Local, state burn bans implemented as dry weather conditions persist
Published 2:50 pm Tuesday, November 30, 2021
SALISBURY — As dry conditions persist across North Carolina, the N.C. Forest Service on Monday implemented a statewide burning ban that includes Rowan County.
To coincide with and strengthen the state ban, Rowan County Fire Marshal Deborah Horne has initiated a local ban that prohibits burns within 100 feet around an occupied dwelling. The ban goes into effect at 5 p.m. Tuesday and will be in place until further notice.
“We’re just asking that people simply don’t burn until this is over with,” Horne said. “We hope that this is short-lived.”
The bans prohibit types of burning that may be common, especially this time of year, including burning leaves, branches and other plant material. In all cases, it is illegal to burn trash, lumber, tires, newspapers, plastics or other non-vegetative materials.
“We are getting multiple calls daily of fires, grass fires, brush fires, leaves that have been burning that got out of hand,” Horne said.
The bans nullify any burning permits that have already been issued. No new permits will be issued until the ban is lifted.
The only exception to the statewide and local bans are cooking fires such as grills or outdoor smokers.
Anyone violating the state’s burn ban faces a $100 fine plus $183 court costs. Any person responsible for setting a fire may be liable for any expenses related to extinguishing the fire. Local fire departments and law enforcement officers are assisting the N.C. Forest Service in enforcing the burn ban.
The statewide burning ban comes as firefighters and forest rangers battle a blaze that has encompassed close to 1,000 acres in Pilot Mountain State Park, located northwest of Winston-Salem. The Gold Hill Volunteer Fire Department delivered supplies to the fire departments battling the blaze and several forest rangers stationed in Rowan County lent a helping hand as well.
The Pilot Mountain fire has been fueled by “abnormally dry weather” that is being experienced by much of the state.
“It is fall wildfire season in North Carolina, and we are seeing wildfire activity increase due to dry conditions,” Agriculture Commissioner Steve Troxler said in a news release. “With these ongoing conditions, a statewide burn ban is necessary to reduce the risk of fires starting and spreading quickly. Our top priority is always to protect lives, property and forestland across the state.”
Most of Rowan County is currently classified as being in a “moderate drought,” with a small portion of the southeastern part of the county classified as “abnormally dry,” according to the U.S. Drought Monitor.
After seeing high amounts of rainfall in 2020, Rowan County has experienced significantly drier conditions this year. The total amount of rainfall recorded last year at the Piedmont Research Station on Sherrills Ford Road was 71.6 inches. Through today, the research station has recorded just 36.77 total inches of precipitation. Since August, the station has recorded only 8.45 inches of precipitation, including a concerning 1.25 inches of rain in October and 0.65 inches of precipitation this month.

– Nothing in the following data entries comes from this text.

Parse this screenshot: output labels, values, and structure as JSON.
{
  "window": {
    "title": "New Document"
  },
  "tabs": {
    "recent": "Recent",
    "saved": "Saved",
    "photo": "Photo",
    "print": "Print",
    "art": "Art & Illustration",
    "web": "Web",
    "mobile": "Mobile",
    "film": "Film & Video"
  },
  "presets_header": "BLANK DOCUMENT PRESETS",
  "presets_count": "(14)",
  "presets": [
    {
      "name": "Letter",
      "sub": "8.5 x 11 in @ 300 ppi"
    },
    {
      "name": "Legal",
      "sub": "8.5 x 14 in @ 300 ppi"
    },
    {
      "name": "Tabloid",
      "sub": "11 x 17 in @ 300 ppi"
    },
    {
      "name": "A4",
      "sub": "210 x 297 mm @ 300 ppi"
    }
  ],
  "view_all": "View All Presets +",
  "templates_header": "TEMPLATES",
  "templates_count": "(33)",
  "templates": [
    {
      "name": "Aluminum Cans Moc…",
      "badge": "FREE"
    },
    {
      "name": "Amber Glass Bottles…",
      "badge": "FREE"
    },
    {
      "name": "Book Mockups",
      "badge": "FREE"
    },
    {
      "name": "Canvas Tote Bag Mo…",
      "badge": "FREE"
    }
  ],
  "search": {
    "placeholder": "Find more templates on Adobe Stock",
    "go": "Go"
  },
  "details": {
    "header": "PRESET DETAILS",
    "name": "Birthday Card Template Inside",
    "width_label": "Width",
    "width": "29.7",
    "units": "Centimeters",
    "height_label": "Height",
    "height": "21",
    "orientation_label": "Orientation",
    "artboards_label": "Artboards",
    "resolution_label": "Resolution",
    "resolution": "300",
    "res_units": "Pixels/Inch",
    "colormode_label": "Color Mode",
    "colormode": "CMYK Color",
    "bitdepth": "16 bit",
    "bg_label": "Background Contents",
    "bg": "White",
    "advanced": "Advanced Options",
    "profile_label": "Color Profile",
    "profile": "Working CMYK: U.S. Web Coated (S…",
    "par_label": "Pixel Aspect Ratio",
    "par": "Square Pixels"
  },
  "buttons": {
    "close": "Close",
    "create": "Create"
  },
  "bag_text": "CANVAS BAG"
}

According to the National Weather Service, the rainfall total in Salisbury last year reached 69.75 inches. Through September of this year, rainfall totaled 34.89 inches. Data for October and November were not available, but would likely only account for a few more inches of precipitation.
With drought conditions in place, Horne said it doesn’t take much for a small fire to become a big problem. High winds can pick up a few embers and carry them a significant way.
“What someone thinks is a very small fire can start out that way, but then it escapes and that’s when we get 911 calls,” Horne said. “I don’t think people expect it to escape quite like it does with it being so dry.”
Anyone who sees an escaped fire should call 911 immediately. Questions about the burn ban can be directed to Horne at 704-216-8916 or by calling the local North Carolina Forest Service office at 704-216-8993 or 704-216-8994. More information can be found online at www.ncforestservice.gov.